Continue reading “Looking Ahead to 2020–21 in IM 6–8 Math and IM Algebra 1, Geometry, and Algebra 2”

Looking to the Fall, Part 1: Welcoming and Supporting K–5 Students

By Kristin Gray, Director K–5 Curriculum and Professional Learning
and Kevin Liner, IM K–5 Professional Learning Lead

It is overwhelming to think about how teaching and learning will look in the fall. The uncertainty of the impact of students missing so many days of school, and the educational inequities that have been magnified as a result of the COVID-19 virus, leave us all with so many unknowns. 

With so much uncertainty, we imagine there may be some knee-jerk reactions to unfinished learning this fall. There may be a temptation to frontload the school year with the prior grade-level content students may have missed or assess each student immediately on arrival back to school and then “fill in” the unfinished learning. As well-intentioned as these ideas may be, we can’t help but think about the impact they could have on students mentally, emotionally, and mathematically as they reenter school. 

Continue reading “Looking to the Fall, Part 1: Welcoming and Supporting K–5 Students”

English Learners and Distance Learning: Enhancing Access

By Liz Ramirez

Which students are experiencing success in today’s “distance learning”? What barriers do other students face?

While virtual learning platforms have made it possible for some live instruction to continue during school closures, this type of learning environment presents additional challenges for students who are learning English. Many of the language supports and resources that students rely on in the classroom are no longer accessible, including subtle ones like teacher gestures, word walls, and turning to a partner for clarification. Now…?

How do we support English learners in a virtual learning environment?

Continue reading “English Learners and Distance Learning: Enhancing Access”

Thoughts on the Back-to-School Problem

By William McCallum

One of the consolations in these difficult times has been tweets and Youtube videos of parents discovering just what it takes to be a teacher. Maybe it takes a crisis like this to restore the respect that teachers deserve. There is no doubt that when schools reopen teachers will face a formidable back-to-school problem: entire classes of students returning with months of lost learning from the previous year. And there is no doubt in my mind that teachers are up to this challenge. They have always had to face this problem on a small scale; hopeful parents will be looking up to them to solve it for all. 

Continue reading “Thoughts on the Back-to-School Problem”

IM Talking Math 6–8: Resources for Weekly Re-engagement

By IM 6–8 Math Team

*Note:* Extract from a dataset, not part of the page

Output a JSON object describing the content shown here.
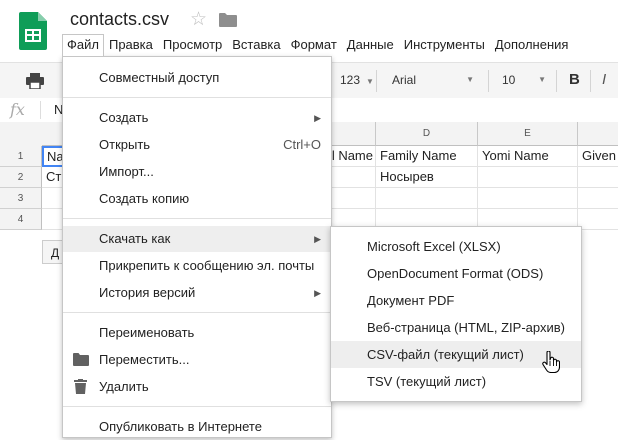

This week, IM is launching a new resource to support students and teachers with distance learning. Each week we will publish an open-ended prompt or image that invites math conversation, and a series of 3–5 questions. The questions are designed so that all 6–8 students have an entry point for the first question, and all students will find something both familiar and challenging in each set. 

TALKING MATH 6–8 PROMPTS

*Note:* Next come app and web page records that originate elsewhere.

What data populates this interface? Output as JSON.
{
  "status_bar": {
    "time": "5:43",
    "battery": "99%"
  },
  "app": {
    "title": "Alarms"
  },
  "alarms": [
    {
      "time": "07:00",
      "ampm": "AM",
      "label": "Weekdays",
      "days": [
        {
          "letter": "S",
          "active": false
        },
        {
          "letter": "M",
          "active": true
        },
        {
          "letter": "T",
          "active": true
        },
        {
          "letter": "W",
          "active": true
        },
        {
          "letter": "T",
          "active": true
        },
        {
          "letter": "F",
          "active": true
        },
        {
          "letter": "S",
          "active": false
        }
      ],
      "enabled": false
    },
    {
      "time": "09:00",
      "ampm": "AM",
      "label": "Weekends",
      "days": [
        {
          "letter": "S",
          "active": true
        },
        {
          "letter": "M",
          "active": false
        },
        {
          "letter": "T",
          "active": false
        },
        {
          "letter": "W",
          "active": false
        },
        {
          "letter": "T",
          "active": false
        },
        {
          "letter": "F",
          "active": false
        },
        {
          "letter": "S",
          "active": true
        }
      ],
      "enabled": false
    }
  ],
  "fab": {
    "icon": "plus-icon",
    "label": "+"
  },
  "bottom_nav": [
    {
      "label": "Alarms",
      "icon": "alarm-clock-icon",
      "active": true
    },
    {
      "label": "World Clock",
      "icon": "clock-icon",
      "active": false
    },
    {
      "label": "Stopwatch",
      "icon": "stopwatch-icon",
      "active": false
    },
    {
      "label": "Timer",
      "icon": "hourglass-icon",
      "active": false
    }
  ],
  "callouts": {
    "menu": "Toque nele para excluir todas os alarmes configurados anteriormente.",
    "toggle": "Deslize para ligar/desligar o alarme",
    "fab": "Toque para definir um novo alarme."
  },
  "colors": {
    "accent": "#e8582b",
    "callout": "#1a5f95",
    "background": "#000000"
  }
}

Continue reading “IM Talking Math 6–8: Resources for Weekly Re-engagement”

Planning for Learning in Spring of 2020

Some schools are sending home printed packets and establishing teacher office hours by phone. Some are conducting their regular class schedule, but online. And lots are doing something in between. We understand that it is very challenging to translate IM curricula to remote learning. It is structured around discourse between people in the same room, after all. The goal of this post is to help with a small piece of the puzzle of how to translate IM curricula for remote learning: prioritizing some topics and activities over others. 

Continue reading “Planning for Learning in Spring of 2020”

Aggregated Support for the IM Math Community in Spring 2020

We want to share our deepest gratitude for the work each of you has been doing to protect yourselves, your families, your students, and your school communities, as you face hard decisions about how to support students while also reducing our close contact with one another. Each of us faces unique situations and there are no easy solutions for any of the various components of supporting children that each of us are charged with.

Continue reading “Aggregated Support for the IM Math Community in Spring 2020”

Up ↑